By Claudia Cowan, ,
Published January 11, 2017
Supporters of California's proposed Imitation Firearms Safety Act say that painting all pellet, Airsoft and BB guns with bright colors will help save lives by reducing confusion among law enforcement officers in heat-of-the-moment situations.
The measure stems in large part from a fatal shooting in Santa Rosa, Calif., last fall.

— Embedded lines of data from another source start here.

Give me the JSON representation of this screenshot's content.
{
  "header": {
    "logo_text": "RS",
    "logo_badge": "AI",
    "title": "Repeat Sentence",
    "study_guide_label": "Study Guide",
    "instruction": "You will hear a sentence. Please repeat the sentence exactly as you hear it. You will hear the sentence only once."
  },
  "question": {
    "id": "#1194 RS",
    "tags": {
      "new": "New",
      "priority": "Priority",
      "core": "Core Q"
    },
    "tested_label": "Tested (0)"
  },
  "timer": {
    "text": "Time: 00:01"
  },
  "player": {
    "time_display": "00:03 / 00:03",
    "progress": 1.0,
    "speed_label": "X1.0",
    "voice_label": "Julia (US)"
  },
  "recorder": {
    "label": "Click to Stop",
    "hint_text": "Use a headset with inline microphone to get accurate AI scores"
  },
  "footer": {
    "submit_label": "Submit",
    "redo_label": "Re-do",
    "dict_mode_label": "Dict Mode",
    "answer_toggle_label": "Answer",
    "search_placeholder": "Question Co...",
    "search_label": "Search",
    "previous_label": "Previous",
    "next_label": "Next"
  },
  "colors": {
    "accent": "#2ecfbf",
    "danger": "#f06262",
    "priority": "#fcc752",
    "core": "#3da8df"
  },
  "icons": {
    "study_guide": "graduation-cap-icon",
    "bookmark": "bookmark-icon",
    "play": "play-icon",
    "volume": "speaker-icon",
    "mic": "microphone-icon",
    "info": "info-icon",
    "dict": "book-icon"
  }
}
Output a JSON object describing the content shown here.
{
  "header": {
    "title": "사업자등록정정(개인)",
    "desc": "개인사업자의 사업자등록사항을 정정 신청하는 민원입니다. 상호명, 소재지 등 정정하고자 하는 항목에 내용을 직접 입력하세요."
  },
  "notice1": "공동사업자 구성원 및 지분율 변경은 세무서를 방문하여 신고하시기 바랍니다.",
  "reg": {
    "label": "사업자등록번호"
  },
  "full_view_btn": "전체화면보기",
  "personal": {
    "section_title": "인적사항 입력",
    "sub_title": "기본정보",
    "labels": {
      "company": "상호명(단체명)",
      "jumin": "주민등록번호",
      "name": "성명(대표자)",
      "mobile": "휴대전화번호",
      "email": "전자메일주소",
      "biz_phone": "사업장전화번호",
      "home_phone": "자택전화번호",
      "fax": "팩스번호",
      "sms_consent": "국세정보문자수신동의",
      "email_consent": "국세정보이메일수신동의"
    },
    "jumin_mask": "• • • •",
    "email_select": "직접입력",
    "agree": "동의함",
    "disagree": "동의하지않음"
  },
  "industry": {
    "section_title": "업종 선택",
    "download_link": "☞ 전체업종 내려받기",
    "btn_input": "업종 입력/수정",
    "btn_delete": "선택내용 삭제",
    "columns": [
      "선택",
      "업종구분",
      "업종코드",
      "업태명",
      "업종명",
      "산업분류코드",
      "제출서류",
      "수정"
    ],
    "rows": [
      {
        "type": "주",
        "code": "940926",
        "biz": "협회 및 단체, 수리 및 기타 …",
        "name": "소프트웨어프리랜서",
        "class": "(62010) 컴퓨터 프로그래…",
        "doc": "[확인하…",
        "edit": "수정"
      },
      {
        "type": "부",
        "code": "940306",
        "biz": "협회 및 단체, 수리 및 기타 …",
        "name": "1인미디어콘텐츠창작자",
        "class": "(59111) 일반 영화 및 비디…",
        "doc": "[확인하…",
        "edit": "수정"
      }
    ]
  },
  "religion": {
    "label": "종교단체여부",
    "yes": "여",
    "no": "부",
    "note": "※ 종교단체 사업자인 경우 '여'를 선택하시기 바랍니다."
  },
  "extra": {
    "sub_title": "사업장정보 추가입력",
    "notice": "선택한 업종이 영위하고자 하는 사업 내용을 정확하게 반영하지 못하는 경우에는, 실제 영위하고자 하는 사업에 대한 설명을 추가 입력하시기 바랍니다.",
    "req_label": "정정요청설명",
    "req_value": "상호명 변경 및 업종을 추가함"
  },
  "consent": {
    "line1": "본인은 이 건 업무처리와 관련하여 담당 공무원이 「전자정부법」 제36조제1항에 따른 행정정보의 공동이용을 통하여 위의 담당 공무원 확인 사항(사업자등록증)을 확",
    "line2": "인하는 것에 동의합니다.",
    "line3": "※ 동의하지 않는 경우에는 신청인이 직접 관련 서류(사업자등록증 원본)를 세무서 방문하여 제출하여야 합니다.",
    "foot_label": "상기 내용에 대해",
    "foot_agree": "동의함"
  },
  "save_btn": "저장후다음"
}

A veteran deputy with the Sonoma County Sheriff's department shot 13-year-old Andy Lopez after spotting him walking on the street with what turned out to be a fake AK-style gun that looked real to officers.
"Often times what happens is police officers confuse it for the real thing and a tragedy happens, like young Andy Lopez who was shot and killed," said State Sen. Kevin De León, who authored the measure.
The shooting sparked numerous protests and Lopez's parents have filed a federal civil rights lawsuit, accusing the officer of using excessive force.
At a press conference, Sonoma County Sheriff’s Office deputies showed how closely Lopez's replica resembled a real assault rifle, and details about the investigation revealed the deputy feared for his life after Lopez turned and allegedly raised the gun in his direction.
De León said legislation requiring toy gun makers to use bright colors would help prevent such tragedies.
"Orange, green, yellow — whatever that color may be,” he said. “So we can give law enforcement [officers], who have to make a split-second decision, within a nanosecond, ‘Is this the real thing or is this a fake?’"
But many in law enforcement see the issue differently.
"We don't have the luxury of making a decision in a split second, of whether or not this is a real gun, and it doesn't matter what color it is," said Gary Delagnes, a retired San Francisco police officer and now a consultant for the union.
Critics point out that guns that fire real ammunition are available in a rainbow of colors too, and that criminals will just paint their weapons in the hope that officers will hesitate long enough for them to escape — or to get a shot off first.
Delagnes said the real issue is having such realistic-looking weapons widely available to children.
"For God sakes, don't be walking down the streets. I mean, 13-years old, you should know by now," said the veteran retired officer. "God rest his soul, but some of the blame would have to lie, in my opinion, with the parents."
The Imitation Firearms Safety Act recently sailed out of the California Senate, and now it heads to the Assembly. It's De León's second attempt to get toy guns painted a bright color. His original measure was introduced in 2011, after a police shooting in Los Angeles left a 13-year-old who had a replica weapon paralyzed.
That bill failed to pass out of the California State Assembly.